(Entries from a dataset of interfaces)
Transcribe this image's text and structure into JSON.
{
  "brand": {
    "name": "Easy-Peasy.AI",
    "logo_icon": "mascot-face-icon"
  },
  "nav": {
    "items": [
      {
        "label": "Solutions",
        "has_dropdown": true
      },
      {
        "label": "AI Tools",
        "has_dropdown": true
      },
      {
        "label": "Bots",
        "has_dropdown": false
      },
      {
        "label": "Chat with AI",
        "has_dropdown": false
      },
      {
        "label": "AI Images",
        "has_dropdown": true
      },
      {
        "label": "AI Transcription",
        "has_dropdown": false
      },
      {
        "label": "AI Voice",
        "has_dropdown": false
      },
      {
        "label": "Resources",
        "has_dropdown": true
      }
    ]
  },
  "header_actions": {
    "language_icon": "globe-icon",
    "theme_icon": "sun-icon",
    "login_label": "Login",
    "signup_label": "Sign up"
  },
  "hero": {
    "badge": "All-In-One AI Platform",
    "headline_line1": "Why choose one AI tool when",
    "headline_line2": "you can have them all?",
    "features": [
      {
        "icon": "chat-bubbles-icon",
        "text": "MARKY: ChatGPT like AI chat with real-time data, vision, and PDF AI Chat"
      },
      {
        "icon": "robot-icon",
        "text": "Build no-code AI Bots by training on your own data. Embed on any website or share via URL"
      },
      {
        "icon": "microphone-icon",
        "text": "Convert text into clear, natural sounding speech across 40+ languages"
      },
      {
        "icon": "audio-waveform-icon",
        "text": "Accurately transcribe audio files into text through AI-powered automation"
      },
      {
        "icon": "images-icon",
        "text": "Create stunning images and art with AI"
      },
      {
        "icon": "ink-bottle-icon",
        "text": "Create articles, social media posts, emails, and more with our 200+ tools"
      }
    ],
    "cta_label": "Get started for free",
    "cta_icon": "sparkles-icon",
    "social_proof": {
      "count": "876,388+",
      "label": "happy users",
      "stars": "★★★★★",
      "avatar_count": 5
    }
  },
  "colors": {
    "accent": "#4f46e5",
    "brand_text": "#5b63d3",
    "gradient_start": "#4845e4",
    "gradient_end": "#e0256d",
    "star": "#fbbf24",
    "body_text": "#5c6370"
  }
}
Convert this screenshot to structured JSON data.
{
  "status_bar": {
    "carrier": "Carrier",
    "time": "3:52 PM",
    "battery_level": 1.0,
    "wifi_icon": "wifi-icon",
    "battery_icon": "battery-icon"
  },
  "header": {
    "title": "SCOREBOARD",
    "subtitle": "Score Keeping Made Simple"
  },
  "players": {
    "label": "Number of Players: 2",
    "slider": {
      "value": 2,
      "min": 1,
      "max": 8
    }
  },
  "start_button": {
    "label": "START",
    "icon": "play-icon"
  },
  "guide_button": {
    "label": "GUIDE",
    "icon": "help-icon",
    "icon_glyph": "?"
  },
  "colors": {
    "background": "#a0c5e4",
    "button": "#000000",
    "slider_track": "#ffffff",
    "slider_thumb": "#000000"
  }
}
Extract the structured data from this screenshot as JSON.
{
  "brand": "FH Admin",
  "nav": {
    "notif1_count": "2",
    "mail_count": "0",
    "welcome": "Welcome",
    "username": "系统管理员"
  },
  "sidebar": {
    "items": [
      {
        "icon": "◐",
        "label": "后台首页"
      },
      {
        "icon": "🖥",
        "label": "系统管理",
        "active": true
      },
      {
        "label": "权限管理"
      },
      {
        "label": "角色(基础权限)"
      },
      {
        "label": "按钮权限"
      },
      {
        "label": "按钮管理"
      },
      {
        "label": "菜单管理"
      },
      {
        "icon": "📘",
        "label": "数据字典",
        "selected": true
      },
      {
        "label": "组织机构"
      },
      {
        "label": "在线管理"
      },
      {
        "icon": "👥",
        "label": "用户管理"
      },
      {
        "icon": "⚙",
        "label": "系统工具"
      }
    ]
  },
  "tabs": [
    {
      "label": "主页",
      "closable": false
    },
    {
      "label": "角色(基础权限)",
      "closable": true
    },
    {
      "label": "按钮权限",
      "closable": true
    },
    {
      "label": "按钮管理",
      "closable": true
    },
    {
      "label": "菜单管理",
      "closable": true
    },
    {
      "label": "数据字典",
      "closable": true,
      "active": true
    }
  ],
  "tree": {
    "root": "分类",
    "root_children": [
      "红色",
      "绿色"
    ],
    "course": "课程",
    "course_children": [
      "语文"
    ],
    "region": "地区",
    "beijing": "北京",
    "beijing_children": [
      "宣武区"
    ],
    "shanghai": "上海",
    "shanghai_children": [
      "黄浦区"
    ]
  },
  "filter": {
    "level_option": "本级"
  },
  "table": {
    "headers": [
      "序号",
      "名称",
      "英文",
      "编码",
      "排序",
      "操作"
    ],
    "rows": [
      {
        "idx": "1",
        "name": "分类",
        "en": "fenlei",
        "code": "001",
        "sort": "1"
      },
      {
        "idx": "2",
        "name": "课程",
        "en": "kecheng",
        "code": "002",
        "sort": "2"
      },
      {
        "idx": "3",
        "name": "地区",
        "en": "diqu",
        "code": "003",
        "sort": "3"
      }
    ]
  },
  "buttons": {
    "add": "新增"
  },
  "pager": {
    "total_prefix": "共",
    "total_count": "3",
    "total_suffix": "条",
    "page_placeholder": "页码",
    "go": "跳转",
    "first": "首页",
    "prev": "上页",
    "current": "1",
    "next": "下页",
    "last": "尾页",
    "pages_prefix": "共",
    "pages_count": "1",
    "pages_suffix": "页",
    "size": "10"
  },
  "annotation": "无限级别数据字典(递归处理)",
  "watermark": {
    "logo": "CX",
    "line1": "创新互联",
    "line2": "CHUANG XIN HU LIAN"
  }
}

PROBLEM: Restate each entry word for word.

EXERCISE SOLUTION:
Transcribe this image's text and structure into JSON.
{
  "brand": {
    "name": "Easy-Peasy.AI",
    "logo_icon": "mascot-face-icon"
  },
  "nav": {
    "items": [
      {
        "label": "Solutions",
        "has_dropdown": true
      },
      {
        "label": "AI Tools",
        "has_dropdown": true
      },
      {
        "label": "Bots",
        "has_dropdown": false
      },
      {
        "label": "Chat with AI",
        "has_dropdown": false
      },
      {
        "label": "AI Images",
        "has_dropdown": true
      },
      {
        "label": "AI Transcription",
        "has_dropdown": false
      },
      {
        "label": "AI Voice",
        "has_dropdown": false
      },
      {
        "label": "Resources",
        "has_dropdown": true
      }
    ]
  },
  "header_actions": {
    "language_icon": "globe-icon",
    "theme_icon": "sun-icon",
    "login_label": "Login",
    "signup_label": "Sign up"
  },
  "hero": {
    "badge": "All-In-One AI Platform",
    "headline_line1": "Why choose one AI tool when",
    "headline_line2": "you can have them all?",
    "features": [
      {
        "icon": "chat-bubbles-icon",
        "text": "MARKY: ChatGPT like AI chat with real-time data, vision, and PDF AI Chat"
      },
      {
        "icon": "robot-icon",
        "text": "Build no-code AI Bots by training on your own data. Embed on any website or share via URL"
      },
      {
        "icon": "microphone-icon",
        "text": "Convert text into clear, natural sounding speech across 40+ languages"
      },
      {
        "icon": "audio-waveform-icon",
        "text": "Accurately transcribe audio files into text through AI-powered automation"
      },
      {
        "icon": "images-icon",
        "text": "Create stunning images and art with AI"
      },
      {
        "icon": "ink-bottle-icon",
        "text": "Create articles, social media posts, emails, and more with our 200+ tools"
      }
    ],
    "cta_label": "Get started for free",
    "cta_icon": "sparkles-icon",
    "social_proof": {
      "count": "876,388+",
      "label": "happy users",
      "stars": "★★★★★",
      "avatar_count": 5
    }
  },
  "colors": {
    "accent": "#4f46e5",
    "brand_text": "#5b63d3",
    "gradient_start": "#4845e4",
    "gradient_end": "#e0256d",
    "star": "#fbbf24",
    "body_text": "#5c6370"
  }
}
Convert this screenshot to structured JSON data.
{
  "status_bar": {
    "carrier": "Carrier",
    "time": "3:52 PM",
    "battery_level": 1.0,
    "wifi_icon": "wifi-icon",
    "battery_icon": "battery-icon"
  },
  "header": {
    "title": "SCOREBOARD",
    "subtitle": "Score Keeping Made Simple"
  },
  "players": {
    "label": "Number of Players: 2",
    "slider": {
      "value": 2,
      "min": 1,
      "max": 8
    }
  },
  "start_button": {
    "label": "START",
    "icon": "play-icon"
  },
  "guide_button": {
    "label": "GUIDE",
    "icon": "help-icon",
    "icon_glyph": "?"
  },
  "colors": {
    "background": "#a0c5e4",
    "button": "#000000",
    "slider_track": "#ffffff",
    "slider_thumb": "#000000"
  }
}
Extract the structured data from this screenshot as JSON.
{
  "brand": "FH Admin",
  "nav": {
    "notif1_count": "2",
    "mail_count": "0",
    "welcome": "Welcome",
    "username": "系统管理员"
  },
  "sidebar": {
    "items": [
      {
        "icon": "◐",
        "label": "后台首页"
      },
      {
        "icon": "🖥",
        "label": "系统管理",
        "active": true
      },
      {
        "label": "权限管理"
      },
      {
        "label": "角色(基础权限)"
      },
      {
        "label": "按钮权限"
      },
      {
        "label": "按钮管理"
      },
      {
        "label": "菜单管理"
      },
      {
        "icon": "📘",
        "label": "数据字典",
        "selected": true
      },
      {
        "label": "组织机构"
      },
      {
        "label": "在线管理"
      },
      {
        "icon": "👥",
        "label": "用户管理"
      },
      {
        "icon": "⚙",
        "label": "系统工具"
      }
    ]
  },
  "tabs": [
    {
      "label": "主页",
      "closable": false
    },
    {
      "label": "角色(基础权限)",
      "closable": true
    },
    {
      "label": "按钮权限",
      "closable": true
    },
    {
      "label": "按钮管理",
      "closable": true
    },
    {
      "label": "菜单管理",
      "closable": true
    },
    {
      "label": "数据字典",
      "closable": true,
      "active": true
    }
  ],
  "tree": {
    "root": "分类",
    "root_children": [
      "红色",
      "绿色"
    ],
    "course": "课程",
    "course_children": [
      "语文"
    ],
    "region": "地区",
    "beijing": "北京",
    "beijing_children": [
      "宣武区"
    ],
    "shanghai": "上海",
    "shanghai_children": [
      "黄浦区"
    ]
  },
  "filter": {
    "level_option": "本级"
  },
  "table": {
    "headers": [
      "序号",
      "名称",
      "英文",
      "编码",
      "排序",
      "操作"
    ],
    "rows": [
      {
        "idx": "1",
        "name": "分类",
        "en": "fenlei",
        "code": "001",
        "sort": "1"
      },
      {
        "idx": "2",
        "name": "课程",
        "en": "kecheng",
        "code": "002",
        "sort": "2"
      },
      {
        "idx": "3",
        "name": "地区",
        "en": "diqu",
        "code": "003",
        "sort": "3"
      }
    ]
  },
  "buttons": {
    "add": "新增"
  },
  "pager": {
    "total_prefix": "共",
    "total_count": "3",
    "total_suffix": "条",
    "page_placeholder": "页码",
    "go": "跳转",
    "first": "首页",
    "prev": "上页",
    "current": "1",
    "next": "下页",
    "last": "尾页",
    "pages_prefix": "共",
    "pages_count": "1",
    "pages_suffix": "页",
    "size": "10"
  },
  "annotation": "无限级别数据字典(递归处理)",
  "watermark": {
    "logo": "CX",
    "line1": "创新互联",
    "line2": "CHUANG XIN HU LIAN"
  }
}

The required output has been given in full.